Home Economy Shrinking Shilling Drives Uganda’s Debt Up by Trillions

Shrinking Shilling Drives Uganda’s Debt Up by Trillions

306
0
home04pix data (1)
Secretary to the Treasury, Ramadan Ggoobi







In June 2023, Uganda’s external public debt stood at USD 14.23 billion. However, recent fluctuations in currency exchange rates have led to a staggering increase of Shs 3.8 trillion in the country’s debt, primarily due to the depreciation of the shilling against the dollar.

Top Ugandan economist Enock Twinoburyo highlighted that the exchange rate has shifted from Shs 3,700 to Shs 3,970 per dollar, resulting in a significant rise in the shilling equivalent of external debt, reaching Shs 56.77 trillion. This represents an increase of Shs 3.86 trillion, which is approximately 14–15% of domestic revenue.

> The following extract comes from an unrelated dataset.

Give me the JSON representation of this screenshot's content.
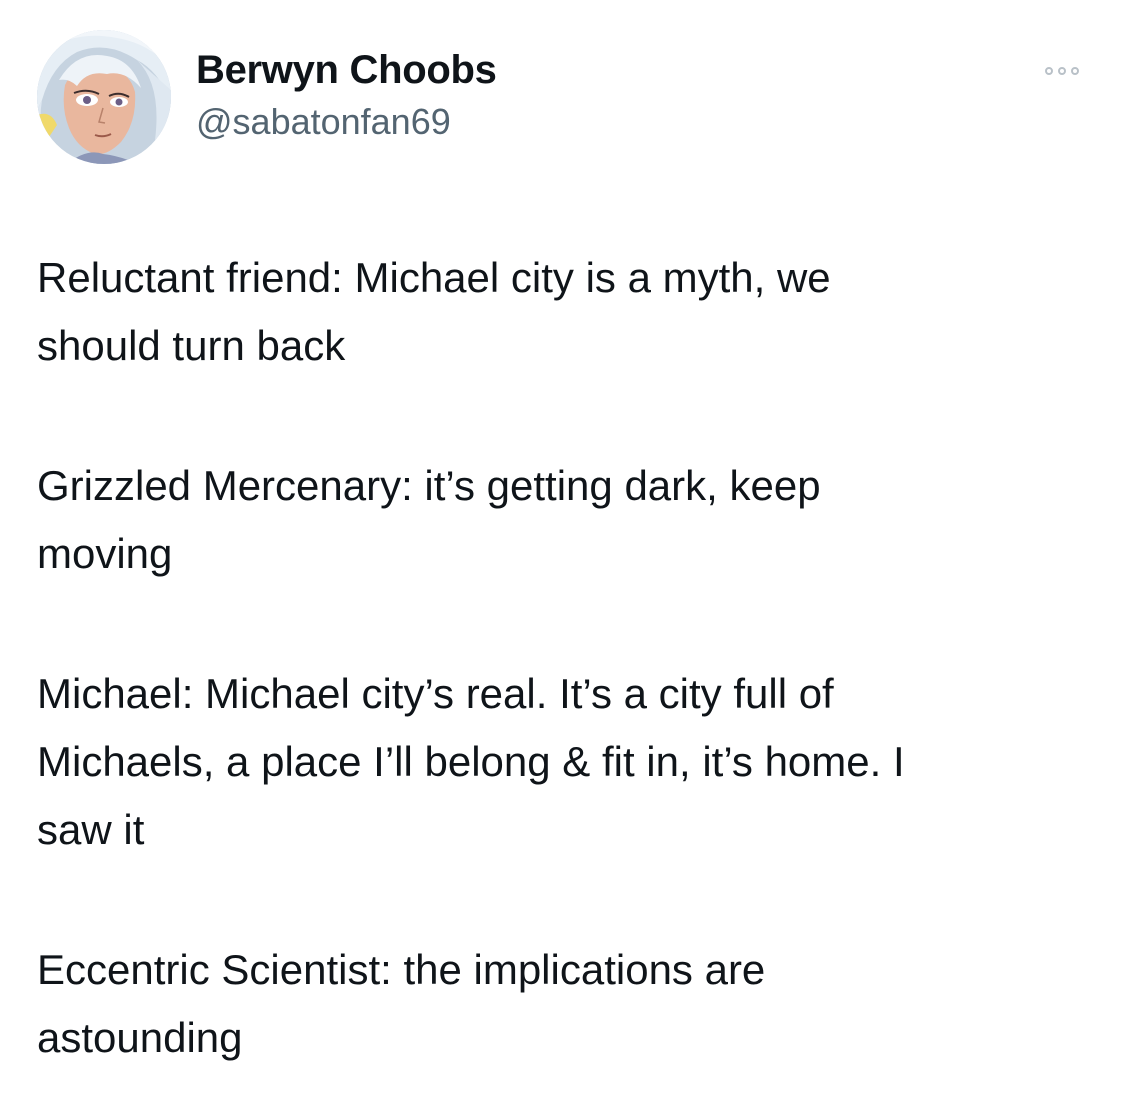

Twinoburyo emphasized the need for measures to address this depreciation, suggesting the implementation of mild capital controls, similar to those imposed during COVID-19, to limit high repatriation. Additionally, he advocated for export diversity and staggered project implementation to avoid overburdening the economy with heavy foreign exchange needs.

Furthermore, he highlighted the importance of resolving long-standing issues such as legal disputes involving key figures and financial institutions, which currently constrain foreign exchange credit facilities.



Secretary to the Treasury, Ramadan Ggoobi, acknowledged the recent foreign exchange fluctuations but reassured that they are temporary shocks, attributing them to external factors such as the issuance of bonds in neighboring countries, which attracted portfolio investors away from Uganda.




Ggoobi asserted that Uganda’s public debt remains sustainable, emphasizing the government’s commitment to fiscal consolidation and prudent borrowing practices. He stated that borrowing decisions would be based on reasonable costs, with an emphasis on living within the country’s means.



In addressing the challenges posed by currency depreciation, Twinoburyo proposed several long-term strategies, including monitoring external liabilities, maintaining adequate foreign exchange reserves, and implementing structural reforms to enhance competitiveness and resilience.

Overall, the situation underscores the importance of proactive measures to mitigate the impact of currency fluctuations on Uganda’s economy and debt sustainability.

Credit: Chimp Reports